You have heard me say more than once that in the course of the gospels, Jesus asks 365 questions but only answers seven of them. Maybe rather than ‘Jesus is the answer’ we might say ‘Jesus is the question,’ if you get my drift. So much is at stake in asking the right question. To get good or deep answers you must ask good or deep questions.
I was thinking of this with regard to our 13 young people confirmed last Sunday. Their faith statements reflected their probing questions, shedding their childhood faith to take on a budding grown-up faith. I was thinking of this with regard to this Sunday, when I will preach a second installment in the sermon series “Fear of the Other: No Fear in Love.” I want to ask what’s behind and underneath our fear. My sense is we won’t get anything like good answers for immigrants or refugees until we can ask questions such as these.
Church is where we ask the hard questions. Even when no clear or satisfying answers sound in reply, it is still worth asking them. The prophet Jeremiah, for example, asked, “Is evil a recompense for good?” (Jeremiah 18.20) Or to put his query more colloquially, “Is that what I get for doing the right thing?” Elsewhere, Jeremiah asks the flip side of that question, “Why do the evil prosper?” Church is where we ask the hard questions.
Questions like these are not low-key or routine inquiries. They are not asked in a neutral tone, as if to say, “Is the food any good there?” or “What station has the cheapest gas?” They are charged. They carry a full freight of feeling: anger, hurt, sadness, confusion, despair, rejection, more anger. Did I mention anger? It is why I want church not merely to be where we put on our “Sunday best”, but where we tell the whole truth of our lives. Otherwise, these deep and confusing truths of our lives might not find voice elsewhere.
To do the right thing and be rejected — or even be attacked — is one of the most disorienting experiences any person can have. Life isn’t supposed to be this way! And yet, it is. It is this way. The lives of the prophets, the story of Jesus in Holy Week, the lives of countless advocates of justice and righteousness throughout history confirm it.

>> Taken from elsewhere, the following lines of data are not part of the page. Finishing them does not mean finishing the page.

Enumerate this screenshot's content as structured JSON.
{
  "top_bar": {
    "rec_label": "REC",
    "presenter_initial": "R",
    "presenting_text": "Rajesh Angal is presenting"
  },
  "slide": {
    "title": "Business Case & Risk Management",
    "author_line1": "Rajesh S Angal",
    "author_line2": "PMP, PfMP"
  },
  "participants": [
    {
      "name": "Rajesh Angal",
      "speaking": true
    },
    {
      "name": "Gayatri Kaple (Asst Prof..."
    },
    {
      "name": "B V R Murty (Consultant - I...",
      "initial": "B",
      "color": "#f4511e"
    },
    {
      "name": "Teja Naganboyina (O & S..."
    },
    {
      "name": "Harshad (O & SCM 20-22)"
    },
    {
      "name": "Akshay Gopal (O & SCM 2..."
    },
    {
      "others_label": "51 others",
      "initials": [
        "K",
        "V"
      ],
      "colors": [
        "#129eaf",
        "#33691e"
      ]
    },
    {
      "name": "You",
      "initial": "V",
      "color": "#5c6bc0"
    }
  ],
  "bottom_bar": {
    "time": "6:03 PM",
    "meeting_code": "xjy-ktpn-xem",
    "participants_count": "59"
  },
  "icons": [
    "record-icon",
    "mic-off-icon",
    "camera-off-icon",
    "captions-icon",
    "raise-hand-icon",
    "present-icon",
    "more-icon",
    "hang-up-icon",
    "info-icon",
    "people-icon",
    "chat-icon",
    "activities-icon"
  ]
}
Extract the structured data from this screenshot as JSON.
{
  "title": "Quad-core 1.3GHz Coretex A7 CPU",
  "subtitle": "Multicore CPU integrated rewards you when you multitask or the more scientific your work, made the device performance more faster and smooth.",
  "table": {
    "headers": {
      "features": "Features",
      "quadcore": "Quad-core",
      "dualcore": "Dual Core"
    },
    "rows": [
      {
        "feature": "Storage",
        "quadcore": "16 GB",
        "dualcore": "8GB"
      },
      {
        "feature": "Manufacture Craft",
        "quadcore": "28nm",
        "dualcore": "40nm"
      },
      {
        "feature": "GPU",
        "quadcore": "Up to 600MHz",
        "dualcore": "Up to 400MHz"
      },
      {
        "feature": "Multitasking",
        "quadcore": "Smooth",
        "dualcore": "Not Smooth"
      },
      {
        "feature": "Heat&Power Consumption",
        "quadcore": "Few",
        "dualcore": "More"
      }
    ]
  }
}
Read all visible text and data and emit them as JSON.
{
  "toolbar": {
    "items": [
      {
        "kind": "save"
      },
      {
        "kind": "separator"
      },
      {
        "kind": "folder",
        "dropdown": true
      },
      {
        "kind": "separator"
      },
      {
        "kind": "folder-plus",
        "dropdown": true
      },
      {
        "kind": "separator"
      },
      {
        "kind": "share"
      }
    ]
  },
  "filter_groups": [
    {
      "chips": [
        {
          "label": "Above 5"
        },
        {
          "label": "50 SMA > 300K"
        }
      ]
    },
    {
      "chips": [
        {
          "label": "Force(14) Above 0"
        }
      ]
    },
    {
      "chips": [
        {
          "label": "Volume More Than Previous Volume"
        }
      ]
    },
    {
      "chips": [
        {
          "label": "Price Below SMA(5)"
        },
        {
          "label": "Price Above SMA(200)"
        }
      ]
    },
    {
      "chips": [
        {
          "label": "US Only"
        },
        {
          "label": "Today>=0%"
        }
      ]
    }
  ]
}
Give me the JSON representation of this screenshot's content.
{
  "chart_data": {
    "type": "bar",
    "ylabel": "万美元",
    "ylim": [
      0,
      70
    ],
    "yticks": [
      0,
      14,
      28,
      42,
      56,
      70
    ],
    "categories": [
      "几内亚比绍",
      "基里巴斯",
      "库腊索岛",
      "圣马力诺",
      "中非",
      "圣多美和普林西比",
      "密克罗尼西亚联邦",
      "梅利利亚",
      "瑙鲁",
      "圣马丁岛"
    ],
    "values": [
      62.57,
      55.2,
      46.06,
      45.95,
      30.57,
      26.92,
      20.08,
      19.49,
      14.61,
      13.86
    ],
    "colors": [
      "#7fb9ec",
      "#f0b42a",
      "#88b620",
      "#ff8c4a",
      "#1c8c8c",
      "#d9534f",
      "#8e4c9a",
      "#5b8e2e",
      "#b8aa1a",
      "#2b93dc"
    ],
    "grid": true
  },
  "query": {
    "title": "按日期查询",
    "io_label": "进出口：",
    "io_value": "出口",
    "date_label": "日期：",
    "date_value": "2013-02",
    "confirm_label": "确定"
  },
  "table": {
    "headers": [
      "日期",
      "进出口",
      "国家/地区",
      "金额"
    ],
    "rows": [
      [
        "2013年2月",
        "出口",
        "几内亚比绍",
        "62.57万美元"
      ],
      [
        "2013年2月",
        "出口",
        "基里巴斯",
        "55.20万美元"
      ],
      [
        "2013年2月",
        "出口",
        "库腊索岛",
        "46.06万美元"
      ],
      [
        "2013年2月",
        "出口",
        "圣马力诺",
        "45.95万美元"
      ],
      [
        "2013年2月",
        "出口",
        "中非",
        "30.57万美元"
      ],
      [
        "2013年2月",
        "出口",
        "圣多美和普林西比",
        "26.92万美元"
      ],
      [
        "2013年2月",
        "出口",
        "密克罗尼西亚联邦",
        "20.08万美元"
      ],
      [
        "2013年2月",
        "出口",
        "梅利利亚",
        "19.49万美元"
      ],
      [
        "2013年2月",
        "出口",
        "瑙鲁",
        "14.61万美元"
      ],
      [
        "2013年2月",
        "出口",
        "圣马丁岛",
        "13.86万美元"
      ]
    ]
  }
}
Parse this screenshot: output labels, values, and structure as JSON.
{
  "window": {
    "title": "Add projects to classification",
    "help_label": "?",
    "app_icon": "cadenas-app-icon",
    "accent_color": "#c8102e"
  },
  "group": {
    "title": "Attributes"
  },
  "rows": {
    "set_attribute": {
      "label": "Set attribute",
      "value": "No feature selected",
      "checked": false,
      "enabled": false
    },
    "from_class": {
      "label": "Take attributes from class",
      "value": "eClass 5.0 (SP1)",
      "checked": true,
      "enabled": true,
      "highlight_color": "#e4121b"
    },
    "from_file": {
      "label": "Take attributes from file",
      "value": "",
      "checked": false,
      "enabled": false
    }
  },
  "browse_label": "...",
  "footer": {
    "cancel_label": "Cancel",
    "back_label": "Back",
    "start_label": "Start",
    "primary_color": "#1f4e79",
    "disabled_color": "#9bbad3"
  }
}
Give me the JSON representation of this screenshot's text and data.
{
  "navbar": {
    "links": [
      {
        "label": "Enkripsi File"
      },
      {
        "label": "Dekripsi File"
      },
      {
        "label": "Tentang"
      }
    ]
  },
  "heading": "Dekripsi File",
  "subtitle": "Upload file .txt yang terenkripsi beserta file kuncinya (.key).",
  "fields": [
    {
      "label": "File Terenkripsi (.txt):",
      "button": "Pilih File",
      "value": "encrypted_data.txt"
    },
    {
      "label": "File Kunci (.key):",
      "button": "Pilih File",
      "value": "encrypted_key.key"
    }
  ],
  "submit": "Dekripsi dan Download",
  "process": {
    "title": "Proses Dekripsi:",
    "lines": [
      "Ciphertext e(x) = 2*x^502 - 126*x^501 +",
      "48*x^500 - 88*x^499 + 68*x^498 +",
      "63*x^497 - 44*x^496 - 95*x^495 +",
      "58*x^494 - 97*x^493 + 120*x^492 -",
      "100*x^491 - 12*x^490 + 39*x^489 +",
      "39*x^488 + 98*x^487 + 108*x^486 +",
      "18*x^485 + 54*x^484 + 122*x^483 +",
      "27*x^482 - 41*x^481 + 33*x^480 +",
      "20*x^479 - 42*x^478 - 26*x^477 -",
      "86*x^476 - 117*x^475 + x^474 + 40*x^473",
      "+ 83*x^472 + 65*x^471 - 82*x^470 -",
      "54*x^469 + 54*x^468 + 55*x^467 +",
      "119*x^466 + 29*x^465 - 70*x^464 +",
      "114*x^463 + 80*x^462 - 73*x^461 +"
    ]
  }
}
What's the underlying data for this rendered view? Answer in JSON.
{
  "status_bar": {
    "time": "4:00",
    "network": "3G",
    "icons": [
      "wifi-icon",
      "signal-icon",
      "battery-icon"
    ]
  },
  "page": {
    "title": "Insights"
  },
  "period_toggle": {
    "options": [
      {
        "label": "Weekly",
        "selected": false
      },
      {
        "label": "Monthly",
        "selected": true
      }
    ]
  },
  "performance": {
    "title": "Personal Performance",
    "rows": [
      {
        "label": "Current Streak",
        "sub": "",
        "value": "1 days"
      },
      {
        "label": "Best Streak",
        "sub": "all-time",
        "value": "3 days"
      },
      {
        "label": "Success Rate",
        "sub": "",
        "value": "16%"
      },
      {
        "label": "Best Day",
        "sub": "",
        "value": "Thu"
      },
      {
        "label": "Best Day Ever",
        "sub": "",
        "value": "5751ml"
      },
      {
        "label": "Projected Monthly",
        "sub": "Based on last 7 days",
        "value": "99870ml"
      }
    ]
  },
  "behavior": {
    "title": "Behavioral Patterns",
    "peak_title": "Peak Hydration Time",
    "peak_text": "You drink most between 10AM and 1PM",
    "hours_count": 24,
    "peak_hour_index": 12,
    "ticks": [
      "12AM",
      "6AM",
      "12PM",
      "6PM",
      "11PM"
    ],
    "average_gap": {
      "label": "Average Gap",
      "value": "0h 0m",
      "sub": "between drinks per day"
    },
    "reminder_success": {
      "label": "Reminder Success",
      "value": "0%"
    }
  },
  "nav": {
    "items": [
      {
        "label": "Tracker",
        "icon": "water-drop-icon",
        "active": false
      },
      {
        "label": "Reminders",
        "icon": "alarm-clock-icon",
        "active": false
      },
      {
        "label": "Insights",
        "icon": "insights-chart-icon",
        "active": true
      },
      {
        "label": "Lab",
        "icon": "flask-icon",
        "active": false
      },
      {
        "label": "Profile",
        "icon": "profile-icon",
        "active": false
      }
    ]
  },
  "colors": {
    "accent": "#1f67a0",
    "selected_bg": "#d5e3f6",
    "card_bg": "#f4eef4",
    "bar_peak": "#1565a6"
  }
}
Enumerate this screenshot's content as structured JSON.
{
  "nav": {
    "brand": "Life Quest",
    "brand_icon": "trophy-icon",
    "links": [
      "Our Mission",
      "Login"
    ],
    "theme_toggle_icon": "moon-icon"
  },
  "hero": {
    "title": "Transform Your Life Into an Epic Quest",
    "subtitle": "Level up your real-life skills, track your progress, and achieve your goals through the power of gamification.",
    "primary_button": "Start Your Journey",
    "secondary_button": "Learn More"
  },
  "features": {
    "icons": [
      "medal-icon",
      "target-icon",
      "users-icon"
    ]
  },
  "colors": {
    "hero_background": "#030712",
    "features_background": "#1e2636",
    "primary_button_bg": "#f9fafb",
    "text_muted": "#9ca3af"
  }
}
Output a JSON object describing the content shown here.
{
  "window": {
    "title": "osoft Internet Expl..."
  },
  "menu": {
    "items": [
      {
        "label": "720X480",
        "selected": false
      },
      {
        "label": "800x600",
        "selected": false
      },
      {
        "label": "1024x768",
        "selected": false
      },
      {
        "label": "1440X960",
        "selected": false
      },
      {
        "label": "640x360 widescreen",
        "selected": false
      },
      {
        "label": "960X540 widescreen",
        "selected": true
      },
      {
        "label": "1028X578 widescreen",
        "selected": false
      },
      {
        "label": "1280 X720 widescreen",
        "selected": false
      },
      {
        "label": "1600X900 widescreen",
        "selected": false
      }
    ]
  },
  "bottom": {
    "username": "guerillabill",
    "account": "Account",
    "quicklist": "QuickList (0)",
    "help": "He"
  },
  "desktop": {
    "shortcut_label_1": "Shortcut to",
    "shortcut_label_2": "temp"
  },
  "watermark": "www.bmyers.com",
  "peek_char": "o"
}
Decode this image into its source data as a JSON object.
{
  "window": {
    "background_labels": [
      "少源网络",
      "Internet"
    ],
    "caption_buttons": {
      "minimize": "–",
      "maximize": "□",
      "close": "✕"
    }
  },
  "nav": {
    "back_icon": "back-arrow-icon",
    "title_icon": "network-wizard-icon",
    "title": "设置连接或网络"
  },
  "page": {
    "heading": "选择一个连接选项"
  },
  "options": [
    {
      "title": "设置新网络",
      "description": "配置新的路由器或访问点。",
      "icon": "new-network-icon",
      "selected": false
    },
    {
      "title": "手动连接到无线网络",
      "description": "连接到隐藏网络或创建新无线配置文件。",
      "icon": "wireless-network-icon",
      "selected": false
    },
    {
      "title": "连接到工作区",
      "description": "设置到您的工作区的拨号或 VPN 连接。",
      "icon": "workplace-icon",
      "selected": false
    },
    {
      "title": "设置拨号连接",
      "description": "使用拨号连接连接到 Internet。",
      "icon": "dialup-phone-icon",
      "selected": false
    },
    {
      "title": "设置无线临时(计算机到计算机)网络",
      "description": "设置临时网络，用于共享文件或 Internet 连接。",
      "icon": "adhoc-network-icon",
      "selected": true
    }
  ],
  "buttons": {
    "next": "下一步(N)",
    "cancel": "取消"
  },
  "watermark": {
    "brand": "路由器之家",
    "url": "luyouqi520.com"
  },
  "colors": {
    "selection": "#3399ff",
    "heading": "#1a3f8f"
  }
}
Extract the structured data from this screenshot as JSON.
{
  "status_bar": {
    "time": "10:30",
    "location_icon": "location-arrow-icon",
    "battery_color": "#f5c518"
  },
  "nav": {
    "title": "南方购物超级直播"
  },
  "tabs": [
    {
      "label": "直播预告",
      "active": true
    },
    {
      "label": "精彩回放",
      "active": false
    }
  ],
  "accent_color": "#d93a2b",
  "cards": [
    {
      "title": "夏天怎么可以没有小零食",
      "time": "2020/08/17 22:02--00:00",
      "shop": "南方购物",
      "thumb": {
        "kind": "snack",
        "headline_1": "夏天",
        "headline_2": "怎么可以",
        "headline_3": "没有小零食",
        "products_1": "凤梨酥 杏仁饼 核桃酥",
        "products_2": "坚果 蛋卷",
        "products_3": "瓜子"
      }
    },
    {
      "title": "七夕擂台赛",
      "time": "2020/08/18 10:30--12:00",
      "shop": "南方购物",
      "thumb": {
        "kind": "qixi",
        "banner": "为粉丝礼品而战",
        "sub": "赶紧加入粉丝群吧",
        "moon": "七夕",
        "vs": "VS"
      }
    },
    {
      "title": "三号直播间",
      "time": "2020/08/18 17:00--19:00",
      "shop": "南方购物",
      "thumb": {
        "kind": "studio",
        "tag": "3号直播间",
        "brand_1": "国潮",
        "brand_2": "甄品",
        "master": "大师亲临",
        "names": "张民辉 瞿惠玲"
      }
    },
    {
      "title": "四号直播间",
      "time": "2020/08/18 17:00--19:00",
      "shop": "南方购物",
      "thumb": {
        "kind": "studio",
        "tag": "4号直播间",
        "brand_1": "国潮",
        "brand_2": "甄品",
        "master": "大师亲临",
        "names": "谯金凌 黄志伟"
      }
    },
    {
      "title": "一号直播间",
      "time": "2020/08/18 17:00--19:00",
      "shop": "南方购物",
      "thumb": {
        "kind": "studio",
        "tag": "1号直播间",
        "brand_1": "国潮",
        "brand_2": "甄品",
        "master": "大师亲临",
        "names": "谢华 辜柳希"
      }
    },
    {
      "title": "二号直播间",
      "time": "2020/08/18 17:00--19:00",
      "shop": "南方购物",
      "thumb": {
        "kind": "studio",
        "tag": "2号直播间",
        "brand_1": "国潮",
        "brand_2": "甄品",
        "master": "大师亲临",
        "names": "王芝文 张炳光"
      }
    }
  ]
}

If we don’t have easy or straightforward answers to Jeremiah’s tough questions, we can at least be grateful that we find them in the sacred Scriptures of our faith. In the Bible we hear people telling it like it is. Thank God. This means that when we are in the midst of such an experience, hearing stories of this happening across time, we are less alone. It means we worship a God who can handle questions born of hurt, anger and rejection.
Slowly, it dawns on us there are no easy or obvious correlations between righteousness and reward, between evil and punishment. We live this side of the Promised Land, which is to say, here and now, things aren’t always clear and don’t always make sense.
But as our faith bids us to ask such profound questions, we still hold fast in the belief that ultimately there is moral meaning in the universe. If nothing else, Easter and the resurrection of Jesus means this much. And if we can adorn and garnish that truth to live with the confidence of moral meaning in a world that daily challenges such trust — that is faith and it is a beautiful thing to behold. That is what we are going after, friends.